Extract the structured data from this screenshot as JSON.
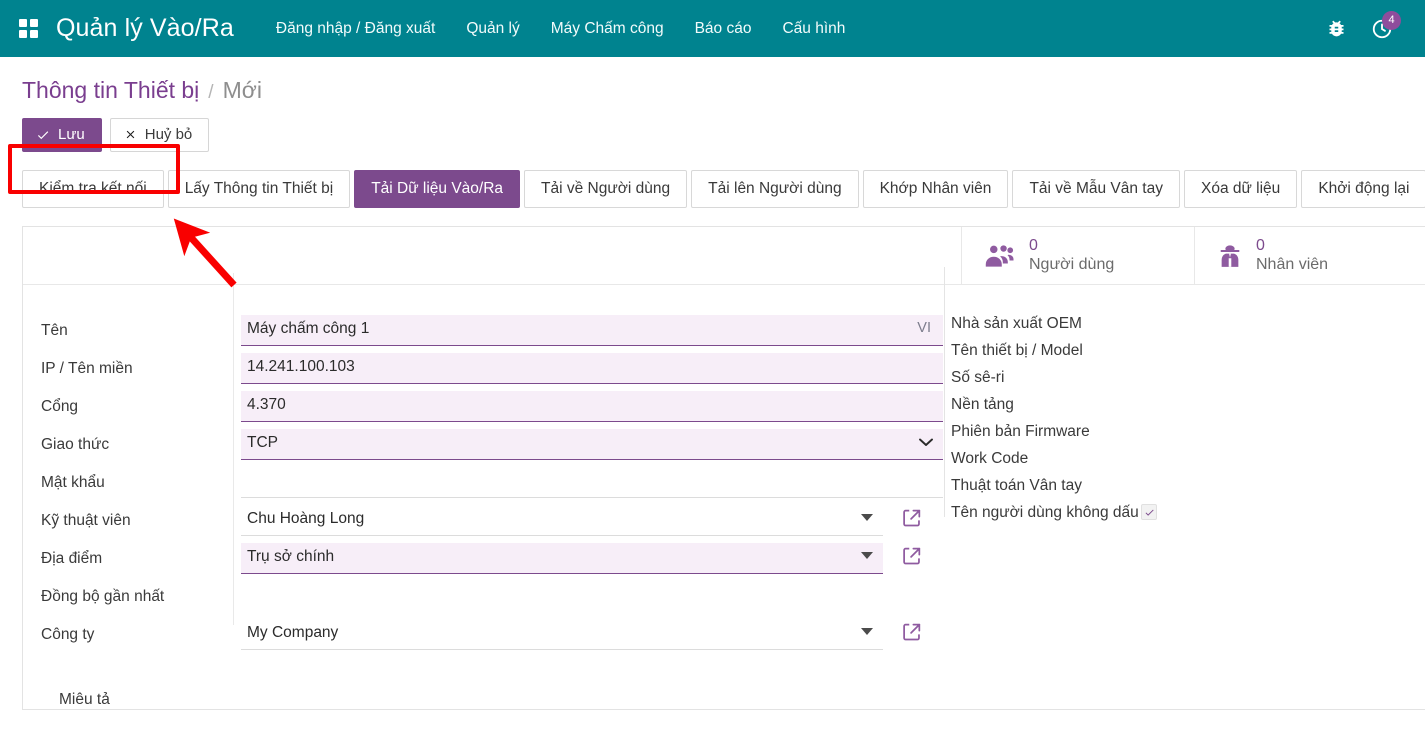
{
  "navbar": {
    "apps_icon": "apps-grid-icon",
    "brand": "Quản lý Vào/Ra",
    "menu": [
      {
        "label": "Đăng nhập / Đăng xuất"
      },
      {
        "label": "Quản lý"
      },
      {
        "label": "Máy Chấm công"
      },
      {
        "label": "Báo cáo"
      },
      {
        "label": "Cấu hình"
      }
    ],
    "bug_icon": "bug-icon",
    "timer_icon": "timer-icon",
    "timer_badge": "4",
    "bg_color": "#00838f",
    "badge_color": "#8f4d9c"
  },
  "breadcrumb": {
    "root": "Thông tin Thiết bị",
    "separator": "/",
    "current": "Mới"
  },
  "actions": {
    "save_label": "Lưu",
    "save_icon": "check-icon",
    "discard_label": "Huỷ bỏ",
    "discard_icon": "close-icon",
    "primary_color": "#7c4a8d"
  },
  "button_bar": {
    "buttons": [
      {
        "label": "Kiểm tra kết nối",
        "active": false,
        "highlighted": true
      },
      {
        "label": "Lấy Thông tin Thiết bị",
        "active": false
      },
      {
        "label": "Tải Dữ liệu Vào/Ra",
        "active": true
      },
      {
        "label": "Tải về Người dùng",
        "active": false
      },
      {
        "label": "Tải lên Người dùng",
        "active": false
      },
      {
        "label": "Khớp Nhân viên",
        "active": false
      },
      {
        "label": "Tải về Mẫu Vân tay",
        "active": false
      },
      {
        "label": "Xóa dữ liệu",
        "active": false
      },
      {
        "label": "Khởi động lại",
        "active": false
      }
    ]
  },
  "annotation": {
    "box_color": "#f90000",
    "arrow_color": "#f90000"
  },
  "stats": [
    {
      "value": "0",
      "label": "Người dùng",
      "icon": "users-icon"
    },
    {
      "value": "0",
      "label": "Nhân viên",
      "icon": "employee-icon"
    }
  ],
  "form": {
    "left_fields": [
      {
        "label": "Tên",
        "value": "Máy chấm công 1",
        "lang": "VI",
        "kind": "text-filled"
      },
      {
        "label": "IP / Tên miền",
        "value": "14.241.100.103",
        "kind": "text-filled"
      },
      {
        "label": "Cổng",
        "value": "4.370",
        "kind": "text-filled"
      },
      {
        "label": "Giao thức",
        "value": "TCP",
        "kind": "select"
      },
      {
        "label": "Mật khẩu",
        "value": "",
        "kind": "text-empty"
      },
      {
        "label": "Kỹ thuật viên",
        "value": "Chu Hoàng Long",
        "kind": "many2one-plain",
        "ext_link": true
      },
      {
        "label": "Địa điểm",
        "value": "Trụ sở chính",
        "kind": "many2one-filled",
        "ext_link": true
      },
      {
        "label": "Đồng bộ gần nhất",
        "value": "",
        "kind": "blank"
      },
      {
        "label": "Công ty",
        "value": "My Company",
        "kind": "many2one-plain",
        "ext_link": true
      }
    ],
    "right_fields": [
      {
        "label": "Nhà sản xuất OEM",
        "value": ""
      },
      {
        "label": "Tên thiết bị / Model",
        "value": ""
      },
      {
        "label": "Số sê-ri",
        "value": ""
      },
      {
        "label": "Nền tảng",
        "value": ""
      },
      {
        "label": "Phiên bản Firmware",
        "value": ""
      },
      {
        "label": "Work Code",
        "value": ""
      },
      {
        "label": "Thuật toán Vân tay",
        "value": ""
      },
      {
        "label": "Tên người dùng không dấu",
        "value": "",
        "kind": "checkbox",
        "checked": true
      }
    ],
    "description_label": "Miêu tả"
  }
}
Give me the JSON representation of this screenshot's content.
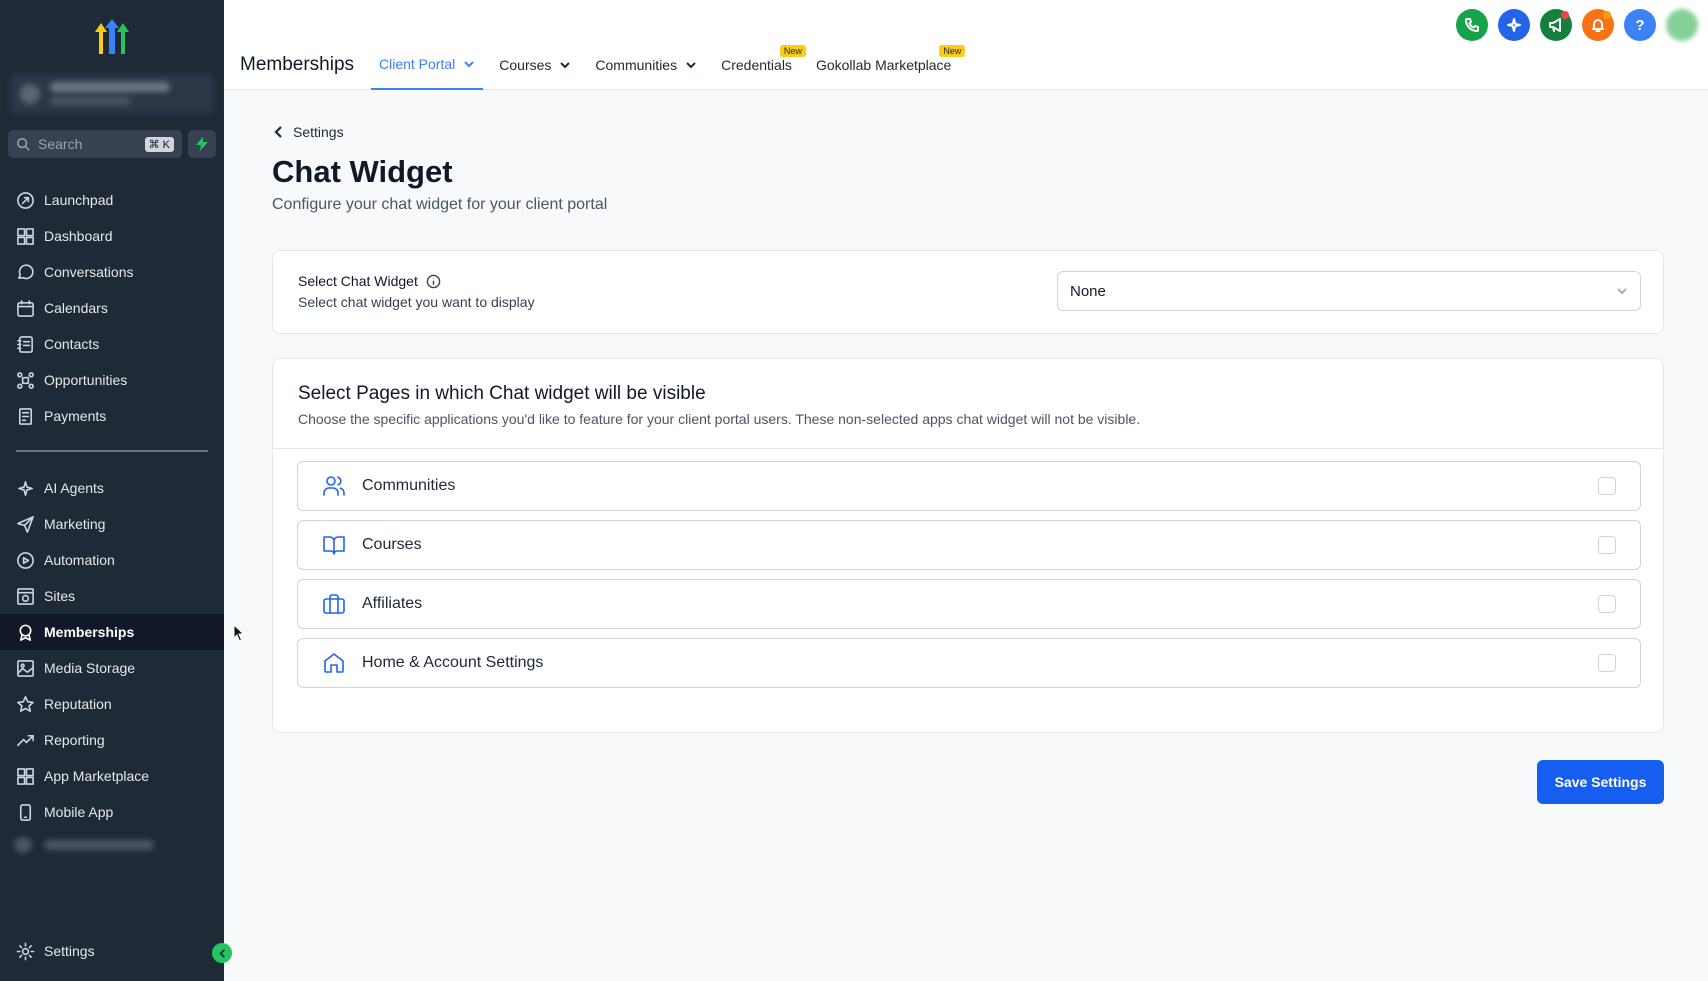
{
  "sidebar": {
    "search_placeholder": "Search",
    "search_shortcut": "⌘ K",
    "nav_primary": [
      {
        "label": "Launchpad",
        "icon": "launchpad-icon"
      },
      {
        "label": "Dashboard",
        "icon": "dashboard-icon"
      },
      {
        "label": "Conversations",
        "icon": "conversations-icon"
      },
      {
        "label": "Calendars",
        "icon": "calendar-icon"
      },
      {
        "label": "Contacts",
        "icon": "contacts-icon"
      },
      {
        "label": "Opportunities",
        "icon": "opportunities-icon"
      },
      {
        "label": "Payments",
        "icon": "payments-icon"
      }
    ],
    "nav_secondary": [
      {
        "label": "AI Agents",
        "icon": "ai-agents-icon"
      },
      {
        "label": "Marketing",
        "icon": "marketing-icon"
      },
      {
        "label": "Automation",
        "icon": "automation-icon"
      },
      {
        "label": "Sites",
        "icon": "sites-icon"
      },
      {
        "label": "Memberships",
        "icon": "memberships-icon",
        "active": true
      },
      {
        "label": "Media Storage",
        "icon": "media-storage-icon"
      },
      {
        "label": "Reputation",
        "icon": "reputation-icon"
      },
      {
        "label": "Reporting",
        "icon": "reporting-icon"
      },
      {
        "label": "App Marketplace",
        "icon": "app-marketplace-icon"
      },
      {
        "label": "Mobile App",
        "icon": "mobile-app-icon"
      }
    ],
    "settings_label": "Settings"
  },
  "topbar": {
    "app_title": "Memberships",
    "tabs": [
      {
        "label": "Client Portal",
        "dropdown": true,
        "active": true
      },
      {
        "label": "Courses",
        "dropdown": true
      },
      {
        "label": "Communities",
        "dropdown": true
      },
      {
        "label": "Credentials",
        "badge": "New"
      },
      {
        "label": "Gokollab Marketplace",
        "badge": "New"
      }
    ],
    "action_colors": {
      "phone": "#16a34a",
      "ai": "#2563eb",
      "announce": "#15803d",
      "notify": "#f97316",
      "help": "#3b82f6"
    }
  },
  "main": {
    "breadcrumb": "Settings",
    "title": "Chat Widget",
    "subtitle": "Configure your chat widget for your client portal",
    "widget_select": {
      "label": "Select Chat Widget",
      "description": "Select chat widget you want to display",
      "value": "None"
    },
    "pages": {
      "title": "Select Pages in which Chat widget will be visible",
      "description": "Choose the specific applications you'd like to feature for your client portal users. These non-selected apps chat widget will not be visible.",
      "options": [
        {
          "label": "Communities",
          "icon": "users-icon",
          "checked": false
        },
        {
          "label": "Courses",
          "icon": "book-icon",
          "checked": false
        },
        {
          "label": "Affiliates",
          "icon": "briefcase-icon",
          "checked": false
        },
        {
          "label": "Home & Account Settings",
          "icon": "home-icon",
          "checked": false
        }
      ]
    },
    "save_label": "Save Settings"
  },
  "colors": {
    "sidebar_bg": "#1f2a37",
    "accent": "#155eef",
    "active_tab": "#3b82f6"
  }
}
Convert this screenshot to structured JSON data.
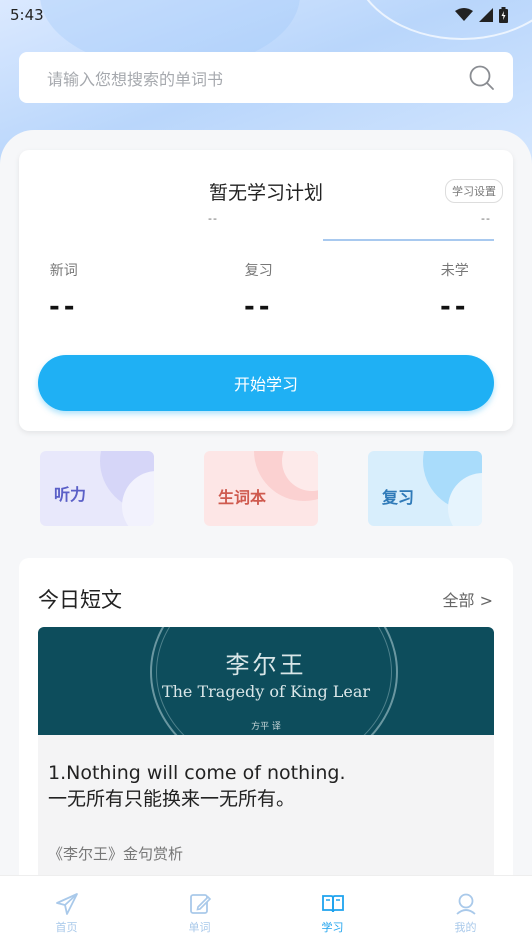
{
  "status_bar": {
    "time": "5:43"
  },
  "search": {
    "placeholder": "请输入您想搜索的单词书"
  },
  "plan": {
    "title": "暂无学习计划",
    "settings_label": "学习设置",
    "dash_left": "--",
    "dash_right": "--",
    "stats": [
      {
        "label": "新词",
        "value": "--"
      },
      {
        "label": "复习",
        "value": "--"
      },
      {
        "label": "未学",
        "value": "--"
      }
    ],
    "start_button": "开始学习"
  },
  "tiles": [
    {
      "label": "听力",
      "color": "#5a5fc7",
      "bg": "#e8e8fb"
    },
    {
      "label": "生词本",
      "color": "#cf5a4f",
      "bg": "#fde6e6"
    },
    {
      "label": "复习",
      "color": "#2f7ab8",
      "bg": "#d8eefc"
    }
  ],
  "article": {
    "heading": "今日短文",
    "all_link": "全部 >",
    "cover_title_cn": "李尔王",
    "cover_title_en": "The Tragedy of King Lear",
    "cover_small": "方平 译",
    "quote_en": "1.Nothing will come of nothing.",
    "quote_cn": "一无所有只能换来一无所有。",
    "subtitle": "《李尔王》金句赏析"
  },
  "tabbar": {
    "items": [
      {
        "label": "首页",
        "icon": "send-icon",
        "active": false
      },
      {
        "label": "单词",
        "icon": "edit-icon",
        "active": false
      },
      {
        "label": "学习",
        "icon": "book-icon",
        "active": true
      },
      {
        "label": "我的",
        "icon": "user-icon",
        "active": false
      }
    ],
    "active_color": "#1fa3ee",
    "inactive_color": "#a9c9ea"
  }
}
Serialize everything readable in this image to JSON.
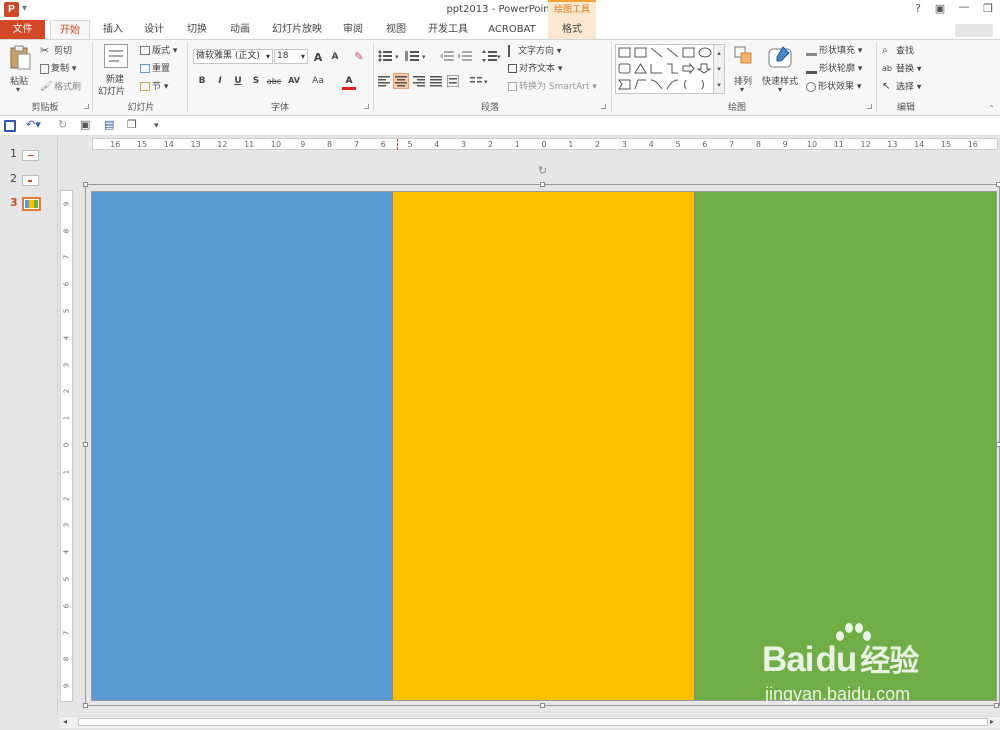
{
  "window": {
    "title": "ppt2013 - PowerPoint",
    "app_icon": "P",
    "contextual_group": "绘图工具",
    "help": "?",
    "restore": "▣",
    "min": "—",
    "max": "❐"
  },
  "tabs": [
    "文件",
    "开始",
    "插入",
    "设计",
    "切换",
    "动画",
    "幻灯片放映",
    "审阅",
    "视图",
    "开发工具",
    "ACROBAT",
    "格式"
  ],
  "ribbon": {
    "clipboard": {
      "paste": "粘贴",
      "cut": "剪切",
      "copy": "复制",
      "format_painter": "格式刷",
      "label": "剪贴板"
    },
    "slides": {
      "new_slide_1": "新建",
      "new_slide_2": "幻灯片",
      "layout": "版式",
      "reset": "重置",
      "section": "节",
      "label": "幻灯片"
    },
    "font": {
      "name": "微软雅黑 (正文)",
      "size": "18",
      "grow": "A",
      "shrink": "A",
      "clear": "✎",
      "bold": "B",
      "italic": "I",
      "underline": "U",
      "shadow": "S",
      "strike": "abc",
      "spacing": "AV",
      "case": "Aa",
      "color": "A",
      "label": "字体"
    },
    "paragraph": {
      "text_direction": "文字方向",
      "align_text": "对齐文本",
      "smartart": "转换为 SmartArt",
      "label": "段落"
    },
    "drawing": {
      "arrange": "排列",
      "quick_styles": "快速样式",
      "fill": "形状填充",
      "outline": "形状轮廓",
      "effects": "形状效果",
      "label": "绘图"
    },
    "editing": {
      "find": "查找",
      "replace": "替换",
      "select": "选择",
      "label": "编辑"
    }
  },
  "thumbnails": [
    {
      "num": "1"
    },
    {
      "num": "2"
    },
    {
      "num": "3",
      "active": true
    }
  ],
  "hruler": [
    "16",
    "15",
    "14",
    "13",
    "12",
    "11",
    "10",
    "9",
    "8",
    "7",
    "6",
    "5",
    "4",
    "3",
    "2",
    "1",
    "0",
    "1",
    "2",
    "3",
    "4",
    "5",
    "6",
    "7",
    "8",
    "9",
    "10",
    "11",
    "12",
    "13",
    "14",
    "15",
    "16"
  ],
  "vruler": [
    "9",
    "8",
    "7",
    "6",
    "5",
    "4",
    "3",
    "2",
    "1",
    "0",
    "1",
    "2",
    "3",
    "4",
    "5",
    "6",
    "7",
    "8",
    "9"
  ],
  "slide": {
    "columns": [
      {
        "color": "#5b9bd5"
      },
      {
        "color": "#ffc000"
      },
      {
        "color": "#70ad47"
      }
    ]
  },
  "watermark": {
    "main": "Bai",
    "paw": "du",
    "tail": "经验",
    "url": "jingyan.baidu.com"
  }
}
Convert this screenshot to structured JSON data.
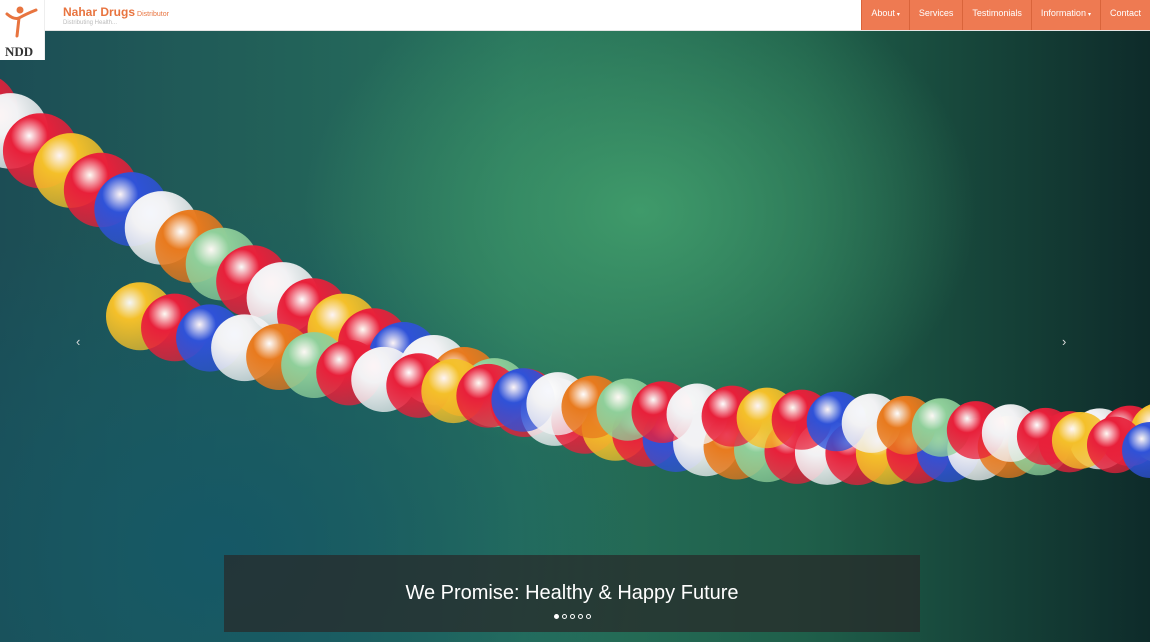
{
  "brand": {
    "name": "Nahar Drugs",
    "suffix": "Distributor",
    "tagline": "Distributing Health..."
  },
  "logo": {
    "letters": "NDD"
  },
  "nav": {
    "items": [
      {
        "label": "About",
        "dropdown": true
      },
      {
        "label": "Services",
        "dropdown": false
      },
      {
        "label": "Testimonials",
        "dropdown": false
      },
      {
        "label": "Information",
        "dropdown": true
      },
      {
        "label": "Contact",
        "dropdown": false
      }
    ],
    "caret": "▾"
  },
  "colors": {
    "accent": "#ee7a52",
    "brand": "#e8743f"
  },
  "carousel": {
    "caption": "We Promise: Healthy & Happy Future",
    "prev_icon": "‹",
    "next_icon": "›",
    "slide_count": 5,
    "active_slide": 1
  }
}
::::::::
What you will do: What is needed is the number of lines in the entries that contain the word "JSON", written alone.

Task response: 5